Often we see other freelancers leave canned proposals. These are easy to spot because they are generic sounding and don’t address any particular point the client stresses in their job post. A good proposal will address the exact items the client mentions. A great proposal goes one step further and explains (or even links to) jobs you have done that are similar. Someone starting out does not have this luxury, but will, given time.
4. Be a specialist, not a generalist
This is one mistake many make. They try to be a jack of all trades, responding to job postings that require all sorts of skills or abilities. It’s understandable when starting out to try and land as many jobs as you can, but in the end, if you are all over the map of what you have done, future clients have a hard time pinpointing your real skills.
Back to my hubby, Ken’s list of skills are all based on non-fiction writing and editing. There is not a whim of fiction mentioned, nor is there any skill listed that is not about writing and editing. That is it for him. He specializes in non-fiction, period. He does get invites to jobs focused on different skills, and he declines many of them. The point is to build up a foundation of being great in one area. This leads to great reviews as well – which help land more jobs! That’s a win-win.
5. Close stagnant jobs
We have often experienced starting work with a client, and they drift away. A recent example, Ken took on a job to write 4 articles. Even though the client funded the entire project (put the full amount in escrow), he become unresponsive after Ken delivered two articles. You might initially think the client is not happy with the work and didn’t want to pursue working together any further. However in this case, and this is common, the client had already paid for the work ahead of time. Which make us try to second guess what the client is thinking. If they truly were not satisfied they would ask for the remainder of the escrow back, but they don’t do that either. The project just stalls out.
We checked with Upwork what to do when this happens and they suggested that we end the contract, and return the remaining escrow. We were told that jobs that show significant lack of activity will ding your job success score. You want to keep that score as high as possible, so – end those lingering, going nowhere jobs.
One more for ya! Before applying for a job, research the employer. You won’t likely know who the client is (Upwork will not show you that info), however you can see what other jobs they have run through Upwork, as well as seeing the types of reviews they have left for other freelancers, and the rating that other freelancers have left for the client.
This is valuable information. The advice is to steer away from any clients who leave bad reviews or feedback. We have worked both sides of the Upwork fence (we have been clients hiring freelancers) – and it is our position that unless a freelancer outright did something horrible (like plagiarizing work), then we always give a 5 star rating. Just our style, not saying if it is right or wrong. However we see this same approach with other clients. Many leave a 5 star. If you see where a client has left a number of less than 5 star reviews (sure some freelancers do not deserve the 5 stars), then the odds are good that you will not get a 5 star review either. Some clients are just not “nice” about it. So don’t apply for jobs from clients like that. Even though it might feel like you may have lost out on earning some income, you will likely lose more work if your reviews are not stellar.

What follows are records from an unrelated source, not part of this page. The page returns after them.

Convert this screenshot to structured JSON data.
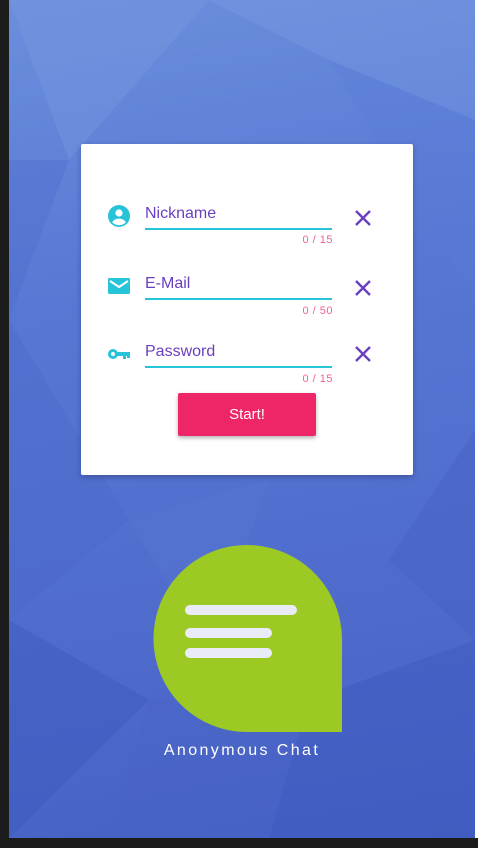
{
  "form": {
    "nickname": {
      "placeholder": "Nickname",
      "counter": "0 / 15",
      "icon": "account-circle-icon"
    },
    "email": {
      "placeholder": "E-Mail",
      "counter": "0 / 50",
      "icon": "email-icon"
    },
    "password": {
      "placeholder": "Password",
      "counter": "0 / 15",
      "icon": "key-icon"
    },
    "clear_icon": "close-icon",
    "start_label": "Start!"
  },
  "app": {
    "name": "Anonymous Chat",
    "logo_icon": "chat-bubble-icon"
  },
  "colors": {
    "background": "#5677d4",
    "accent_underline": "#26c3d9",
    "label_purple": "#6a3fbf",
    "counter_pink": "#f06292",
    "button_pink": "#ee2566",
    "logo_green": "#9dc925"
  }
}
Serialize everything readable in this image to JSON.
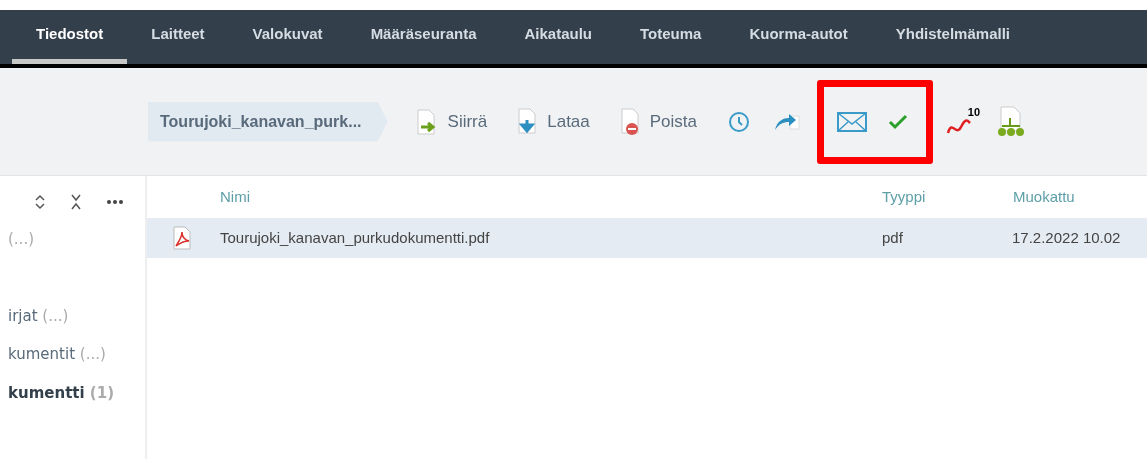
{
  "tabs": [
    {
      "label": "Tiedostot",
      "selected": true
    },
    {
      "label": "Laitteet",
      "selected": false
    },
    {
      "label": "Valokuvat",
      "selected": false
    },
    {
      "label": "Määräseuranta",
      "selected": false
    },
    {
      "label": "Aikataulu",
      "selected": false
    },
    {
      "label": "Toteuma",
      "selected": false
    },
    {
      "label": "Kuorma-autot",
      "selected": false
    },
    {
      "label": "Yhdistelmämalli",
      "selected": false
    }
  ],
  "breadcrumb": "Tourujoki_kanavan_purk...",
  "toolbar": {
    "actions": [
      {
        "kind": "move",
        "label": "Siirrä"
      },
      {
        "kind": "download",
        "label": "Lataa"
      },
      {
        "kind": "delete",
        "label": "Poista"
      }
    ],
    "icons": [
      {
        "kind": "clock"
      },
      {
        "kind": "share"
      },
      {
        "kind": "mail",
        "highlighted": true
      },
      {
        "kind": "check",
        "highlighted": true
      },
      {
        "kind": "curve",
        "text": "10"
      },
      {
        "kind": "tree"
      }
    ]
  },
  "sidebar": {
    "items": [
      {
        "count": "(...)",
        "bold": false
      },
      {
        "name": "irjat",
        "count": "(...)",
        "bold": false
      },
      {
        "name": "kumentit",
        "count": "(...)",
        "bold": false
      },
      {
        "name": "kumentti",
        "count": "(1)",
        "bold": true
      }
    ]
  },
  "table": {
    "columns": [
      "Nimi",
      "Tyyppi",
      "Muokattu"
    ],
    "rows": [
      {
        "name": "Tourujoki_kanavan_purkudokumentti.pdf",
        "type": "pdf",
        "modified": "17.2.2022 10.02",
        "selected": true
      }
    ]
  }
}
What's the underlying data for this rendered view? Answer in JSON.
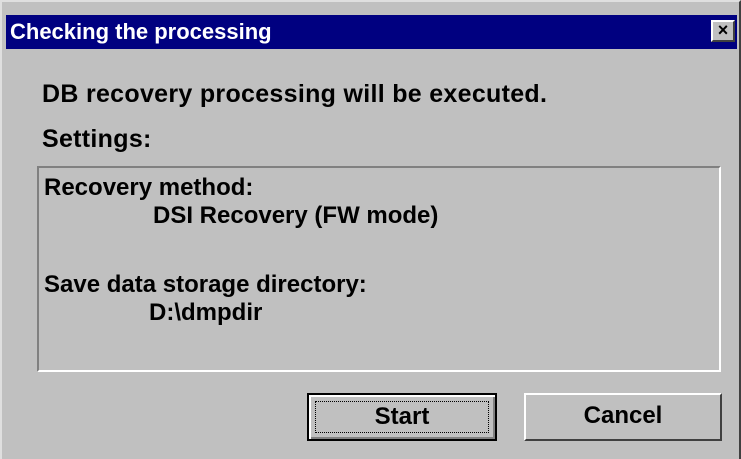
{
  "dialog": {
    "title": "Checking the processing",
    "close_glyph": "×"
  },
  "message": {
    "line1": "DB recovery processing will be executed.",
    "line2": "Settings:"
  },
  "settings": {
    "recovery_method_label": "Recovery method:",
    "recovery_method_value": "DSI Recovery (FW mode)",
    "save_dir_label": "Save data storage directory:",
    "save_dir_value": "D:\\dmpdir"
  },
  "buttons": {
    "start": "Start",
    "cancel": "Cancel"
  },
  "colors": {
    "titlebar": "#000080",
    "face": "#c0c0c0"
  }
}
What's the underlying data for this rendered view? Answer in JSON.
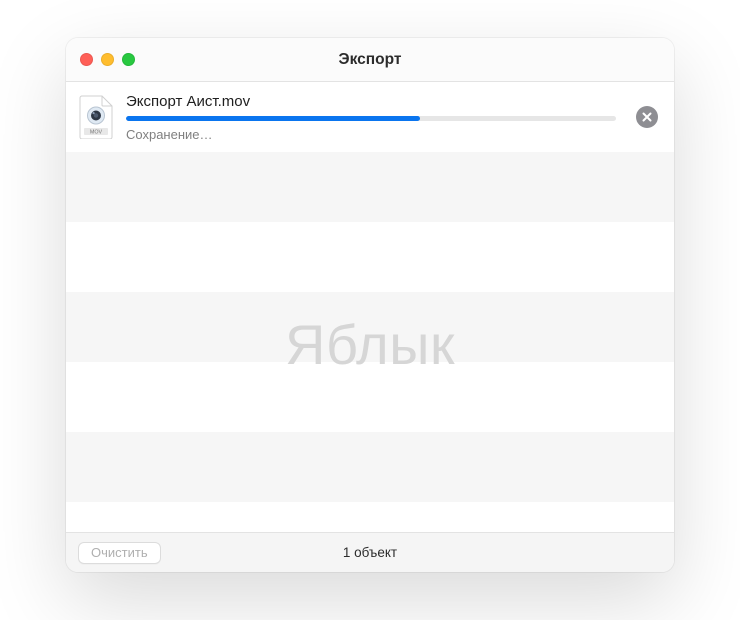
{
  "titlebar": {
    "title": "Экспорт"
  },
  "export_item": {
    "filetype_label": "MOV",
    "filename": "Экспорт Аист.mov",
    "status": "Сохранение…",
    "progress_percent": 60
  },
  "watermark": "Яблык",
  "footer": {
    "clear_label": "Очистить",
    "count_label": "1 объект"
  },
  "colors": {
    "progress_fill": "#0a75ef",
    "traffic_close": "#ff5f57",
    "traffic_min": "#ffbd2e",
    "traffic_zoom": "#28c840"
  }
}
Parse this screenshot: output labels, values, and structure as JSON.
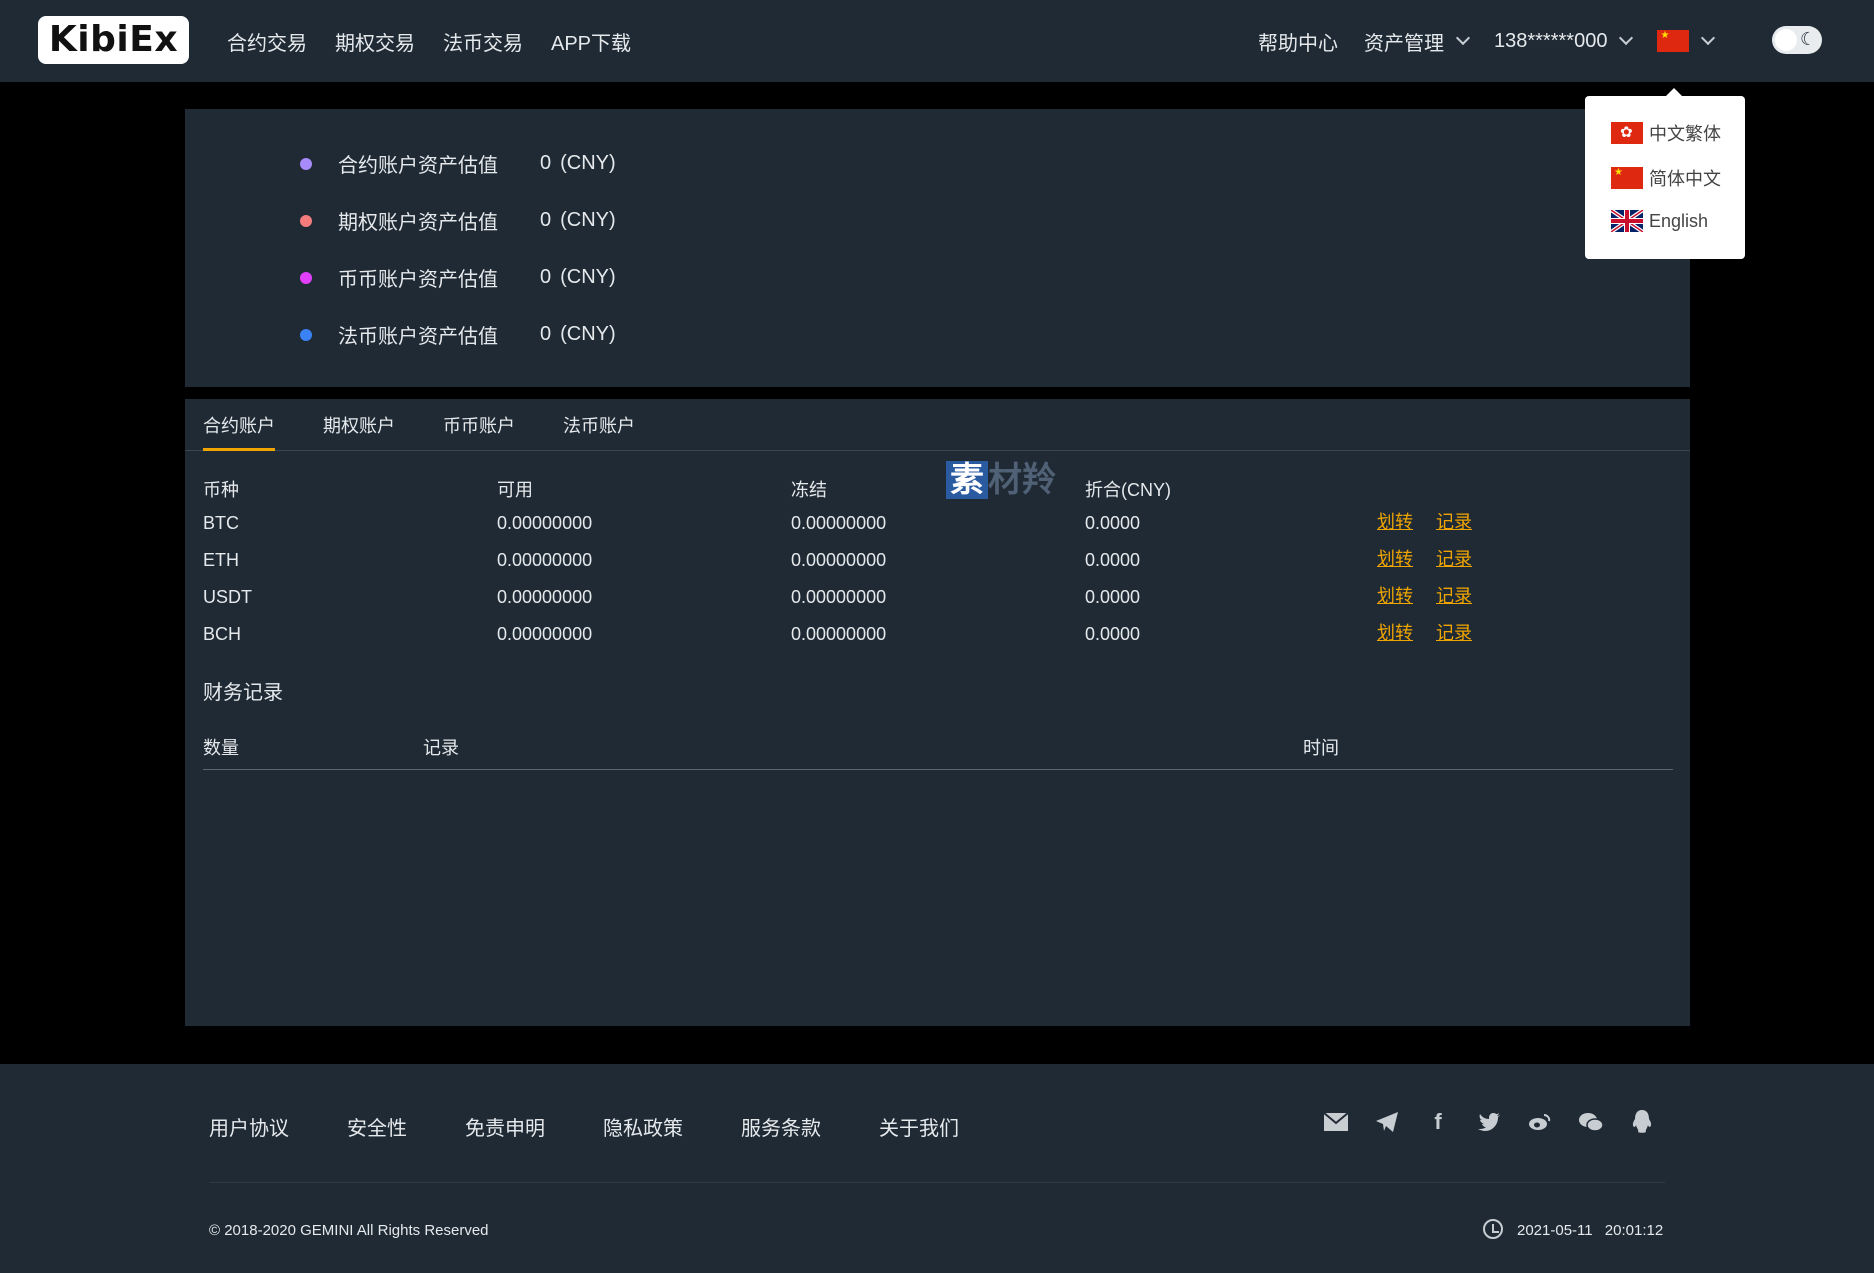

Upwork is an active site where thousands of people make a good income working from home. It does take some work to understand how to best succeed on there. Be patient but be consistent. Over time, if you give it your 110% effort, you will have a good income stream from freelancing on Upwork. Good luck!